## INSTRUCTIONS TO FOLLOW
As the answer, give a copy of each line below that includes the word "Kingdom".

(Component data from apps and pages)
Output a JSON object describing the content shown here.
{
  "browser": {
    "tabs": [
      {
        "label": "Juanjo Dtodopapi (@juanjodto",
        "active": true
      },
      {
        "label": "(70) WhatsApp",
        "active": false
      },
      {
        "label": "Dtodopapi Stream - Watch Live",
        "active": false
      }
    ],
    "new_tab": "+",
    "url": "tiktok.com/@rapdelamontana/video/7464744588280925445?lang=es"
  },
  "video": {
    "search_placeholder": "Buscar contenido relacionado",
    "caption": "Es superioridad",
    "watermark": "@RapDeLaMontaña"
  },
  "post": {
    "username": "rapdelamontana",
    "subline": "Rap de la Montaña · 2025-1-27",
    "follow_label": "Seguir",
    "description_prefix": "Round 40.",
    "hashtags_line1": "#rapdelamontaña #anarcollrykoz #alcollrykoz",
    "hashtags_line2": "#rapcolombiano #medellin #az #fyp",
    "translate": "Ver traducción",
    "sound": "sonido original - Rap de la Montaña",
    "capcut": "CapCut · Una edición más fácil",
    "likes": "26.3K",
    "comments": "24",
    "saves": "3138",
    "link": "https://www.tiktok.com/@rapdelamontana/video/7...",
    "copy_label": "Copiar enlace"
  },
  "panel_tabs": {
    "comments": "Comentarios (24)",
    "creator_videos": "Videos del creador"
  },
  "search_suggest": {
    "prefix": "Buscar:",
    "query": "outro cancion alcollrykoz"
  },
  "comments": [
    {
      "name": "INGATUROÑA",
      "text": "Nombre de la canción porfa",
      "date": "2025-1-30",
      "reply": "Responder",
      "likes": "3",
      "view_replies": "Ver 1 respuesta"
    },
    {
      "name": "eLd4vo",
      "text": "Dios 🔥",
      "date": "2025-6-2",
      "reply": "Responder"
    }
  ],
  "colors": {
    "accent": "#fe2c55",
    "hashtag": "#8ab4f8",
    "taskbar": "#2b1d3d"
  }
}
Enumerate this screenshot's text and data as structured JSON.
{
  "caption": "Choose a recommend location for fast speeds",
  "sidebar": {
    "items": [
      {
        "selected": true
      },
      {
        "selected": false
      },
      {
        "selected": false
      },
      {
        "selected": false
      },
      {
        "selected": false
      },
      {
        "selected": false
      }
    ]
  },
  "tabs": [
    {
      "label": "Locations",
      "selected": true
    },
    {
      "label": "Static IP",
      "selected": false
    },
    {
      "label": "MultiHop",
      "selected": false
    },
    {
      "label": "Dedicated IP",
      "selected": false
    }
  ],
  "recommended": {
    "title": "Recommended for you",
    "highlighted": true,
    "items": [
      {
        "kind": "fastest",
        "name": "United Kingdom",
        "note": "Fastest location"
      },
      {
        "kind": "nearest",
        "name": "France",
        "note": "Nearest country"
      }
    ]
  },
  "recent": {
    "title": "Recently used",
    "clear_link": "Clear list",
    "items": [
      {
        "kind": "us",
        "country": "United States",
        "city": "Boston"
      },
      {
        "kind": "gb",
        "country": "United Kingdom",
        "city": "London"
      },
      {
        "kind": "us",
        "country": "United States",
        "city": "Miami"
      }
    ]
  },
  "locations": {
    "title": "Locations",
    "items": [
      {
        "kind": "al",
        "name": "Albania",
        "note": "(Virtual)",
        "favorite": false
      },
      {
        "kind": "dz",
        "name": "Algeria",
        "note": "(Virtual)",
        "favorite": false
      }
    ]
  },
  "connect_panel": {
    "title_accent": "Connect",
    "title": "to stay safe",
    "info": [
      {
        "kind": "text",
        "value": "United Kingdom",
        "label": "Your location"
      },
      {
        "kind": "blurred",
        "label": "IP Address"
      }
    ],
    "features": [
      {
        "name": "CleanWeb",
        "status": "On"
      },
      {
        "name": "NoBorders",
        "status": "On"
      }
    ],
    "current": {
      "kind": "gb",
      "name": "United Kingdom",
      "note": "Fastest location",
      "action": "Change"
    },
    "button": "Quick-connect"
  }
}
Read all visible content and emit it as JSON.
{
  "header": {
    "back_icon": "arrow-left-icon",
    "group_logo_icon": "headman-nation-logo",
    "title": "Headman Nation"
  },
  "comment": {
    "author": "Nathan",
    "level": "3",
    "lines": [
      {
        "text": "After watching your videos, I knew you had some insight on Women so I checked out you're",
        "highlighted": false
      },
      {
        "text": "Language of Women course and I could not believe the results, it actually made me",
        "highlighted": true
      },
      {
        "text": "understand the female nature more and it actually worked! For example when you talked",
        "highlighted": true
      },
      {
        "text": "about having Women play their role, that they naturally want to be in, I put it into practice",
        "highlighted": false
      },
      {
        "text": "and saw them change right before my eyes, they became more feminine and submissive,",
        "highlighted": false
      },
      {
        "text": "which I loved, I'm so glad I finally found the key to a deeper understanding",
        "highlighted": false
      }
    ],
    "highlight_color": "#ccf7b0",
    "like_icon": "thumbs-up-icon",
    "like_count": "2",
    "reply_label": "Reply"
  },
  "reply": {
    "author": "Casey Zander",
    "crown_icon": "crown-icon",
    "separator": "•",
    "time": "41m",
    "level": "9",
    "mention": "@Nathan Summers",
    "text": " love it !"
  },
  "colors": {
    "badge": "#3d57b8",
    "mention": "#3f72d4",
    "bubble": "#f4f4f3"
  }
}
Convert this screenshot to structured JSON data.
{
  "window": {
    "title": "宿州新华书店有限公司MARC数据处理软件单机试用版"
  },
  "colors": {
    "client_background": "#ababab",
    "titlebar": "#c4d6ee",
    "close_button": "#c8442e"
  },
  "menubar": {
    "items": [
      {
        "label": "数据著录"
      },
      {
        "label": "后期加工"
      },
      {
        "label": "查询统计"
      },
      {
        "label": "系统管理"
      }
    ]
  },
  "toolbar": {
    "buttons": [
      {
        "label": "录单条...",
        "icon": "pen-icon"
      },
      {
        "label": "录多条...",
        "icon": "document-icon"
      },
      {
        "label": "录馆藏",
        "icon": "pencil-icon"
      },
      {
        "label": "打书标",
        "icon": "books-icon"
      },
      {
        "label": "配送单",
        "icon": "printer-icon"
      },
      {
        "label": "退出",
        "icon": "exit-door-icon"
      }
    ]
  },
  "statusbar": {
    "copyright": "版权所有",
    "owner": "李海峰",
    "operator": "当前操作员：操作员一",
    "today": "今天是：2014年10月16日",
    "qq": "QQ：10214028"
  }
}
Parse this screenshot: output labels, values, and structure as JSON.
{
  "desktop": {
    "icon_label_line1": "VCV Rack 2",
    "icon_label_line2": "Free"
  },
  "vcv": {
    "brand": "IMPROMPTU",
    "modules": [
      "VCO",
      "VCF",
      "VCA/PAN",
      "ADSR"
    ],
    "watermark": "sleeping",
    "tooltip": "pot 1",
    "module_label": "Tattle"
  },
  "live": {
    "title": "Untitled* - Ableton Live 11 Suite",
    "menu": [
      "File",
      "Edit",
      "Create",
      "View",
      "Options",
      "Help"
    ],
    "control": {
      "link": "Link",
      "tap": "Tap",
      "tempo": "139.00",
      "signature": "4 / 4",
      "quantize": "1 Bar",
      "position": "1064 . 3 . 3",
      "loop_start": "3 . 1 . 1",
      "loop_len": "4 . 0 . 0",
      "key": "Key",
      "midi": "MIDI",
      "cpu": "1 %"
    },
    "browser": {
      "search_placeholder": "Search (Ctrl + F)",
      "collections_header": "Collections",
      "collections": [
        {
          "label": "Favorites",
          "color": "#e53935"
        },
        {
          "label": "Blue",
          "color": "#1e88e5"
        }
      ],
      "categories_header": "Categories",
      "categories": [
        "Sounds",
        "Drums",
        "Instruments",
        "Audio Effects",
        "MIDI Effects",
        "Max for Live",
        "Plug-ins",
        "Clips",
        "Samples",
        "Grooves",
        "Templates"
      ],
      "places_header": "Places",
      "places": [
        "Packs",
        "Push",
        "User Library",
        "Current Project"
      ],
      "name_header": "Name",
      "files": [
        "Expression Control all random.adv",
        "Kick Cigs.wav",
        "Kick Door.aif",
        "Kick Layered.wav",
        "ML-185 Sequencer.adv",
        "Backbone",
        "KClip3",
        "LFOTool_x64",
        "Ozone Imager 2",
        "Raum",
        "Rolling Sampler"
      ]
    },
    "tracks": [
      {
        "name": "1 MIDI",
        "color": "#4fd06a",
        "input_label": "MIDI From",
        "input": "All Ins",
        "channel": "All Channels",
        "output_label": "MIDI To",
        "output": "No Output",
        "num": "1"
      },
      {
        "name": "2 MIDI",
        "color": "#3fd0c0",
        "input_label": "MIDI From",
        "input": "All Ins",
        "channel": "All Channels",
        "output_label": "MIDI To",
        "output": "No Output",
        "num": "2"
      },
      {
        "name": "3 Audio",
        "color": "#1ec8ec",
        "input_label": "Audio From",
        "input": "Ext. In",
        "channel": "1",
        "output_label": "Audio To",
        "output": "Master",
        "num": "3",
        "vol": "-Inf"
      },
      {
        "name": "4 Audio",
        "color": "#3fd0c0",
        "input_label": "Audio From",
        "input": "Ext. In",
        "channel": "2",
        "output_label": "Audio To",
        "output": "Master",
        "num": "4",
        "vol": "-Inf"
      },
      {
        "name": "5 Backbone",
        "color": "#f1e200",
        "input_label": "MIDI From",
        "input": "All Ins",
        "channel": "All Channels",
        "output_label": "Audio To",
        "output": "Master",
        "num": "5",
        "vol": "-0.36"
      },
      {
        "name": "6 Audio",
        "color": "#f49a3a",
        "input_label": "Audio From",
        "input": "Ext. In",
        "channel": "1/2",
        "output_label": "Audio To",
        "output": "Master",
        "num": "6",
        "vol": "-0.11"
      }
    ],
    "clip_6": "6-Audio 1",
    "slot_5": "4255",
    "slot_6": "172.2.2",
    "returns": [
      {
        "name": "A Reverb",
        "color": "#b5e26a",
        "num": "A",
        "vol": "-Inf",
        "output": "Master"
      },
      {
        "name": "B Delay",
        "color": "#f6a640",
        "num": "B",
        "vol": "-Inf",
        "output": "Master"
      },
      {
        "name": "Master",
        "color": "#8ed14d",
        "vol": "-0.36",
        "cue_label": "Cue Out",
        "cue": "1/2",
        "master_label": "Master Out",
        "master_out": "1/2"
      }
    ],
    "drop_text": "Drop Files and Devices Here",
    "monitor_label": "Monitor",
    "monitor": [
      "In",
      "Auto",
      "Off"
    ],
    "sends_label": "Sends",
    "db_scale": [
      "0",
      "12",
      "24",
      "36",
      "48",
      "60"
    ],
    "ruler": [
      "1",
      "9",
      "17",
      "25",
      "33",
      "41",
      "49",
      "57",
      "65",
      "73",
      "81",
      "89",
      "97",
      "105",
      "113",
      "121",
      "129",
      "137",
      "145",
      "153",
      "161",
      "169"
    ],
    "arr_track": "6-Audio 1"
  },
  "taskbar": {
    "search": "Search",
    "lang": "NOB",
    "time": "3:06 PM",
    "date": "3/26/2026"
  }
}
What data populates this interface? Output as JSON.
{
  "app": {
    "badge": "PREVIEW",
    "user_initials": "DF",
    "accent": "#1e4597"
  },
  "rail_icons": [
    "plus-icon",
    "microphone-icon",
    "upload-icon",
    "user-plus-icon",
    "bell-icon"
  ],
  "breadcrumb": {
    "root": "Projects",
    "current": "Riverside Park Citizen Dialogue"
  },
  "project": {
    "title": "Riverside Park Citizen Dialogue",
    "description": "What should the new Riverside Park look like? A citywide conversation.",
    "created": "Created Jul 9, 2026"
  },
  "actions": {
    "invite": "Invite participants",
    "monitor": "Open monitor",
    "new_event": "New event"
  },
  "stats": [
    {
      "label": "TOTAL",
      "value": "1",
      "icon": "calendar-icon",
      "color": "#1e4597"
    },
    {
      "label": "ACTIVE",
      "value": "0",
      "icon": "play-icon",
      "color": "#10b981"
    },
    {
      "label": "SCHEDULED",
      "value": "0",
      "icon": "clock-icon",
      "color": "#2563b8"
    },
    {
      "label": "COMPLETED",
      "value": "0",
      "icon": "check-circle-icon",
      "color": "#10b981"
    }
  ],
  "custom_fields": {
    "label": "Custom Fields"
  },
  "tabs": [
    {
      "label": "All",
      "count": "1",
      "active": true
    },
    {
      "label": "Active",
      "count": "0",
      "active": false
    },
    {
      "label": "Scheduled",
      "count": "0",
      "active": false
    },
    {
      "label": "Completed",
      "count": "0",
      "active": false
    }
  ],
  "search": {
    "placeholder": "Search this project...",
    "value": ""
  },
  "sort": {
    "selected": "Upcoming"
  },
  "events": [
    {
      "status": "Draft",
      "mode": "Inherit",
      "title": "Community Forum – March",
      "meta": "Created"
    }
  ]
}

## ANSWER FOR THE TASK
        "name": "United Kingdom",
        "country": "United Kingdom",
        "value": "United Kingdom",
      "name": "United Kingdom",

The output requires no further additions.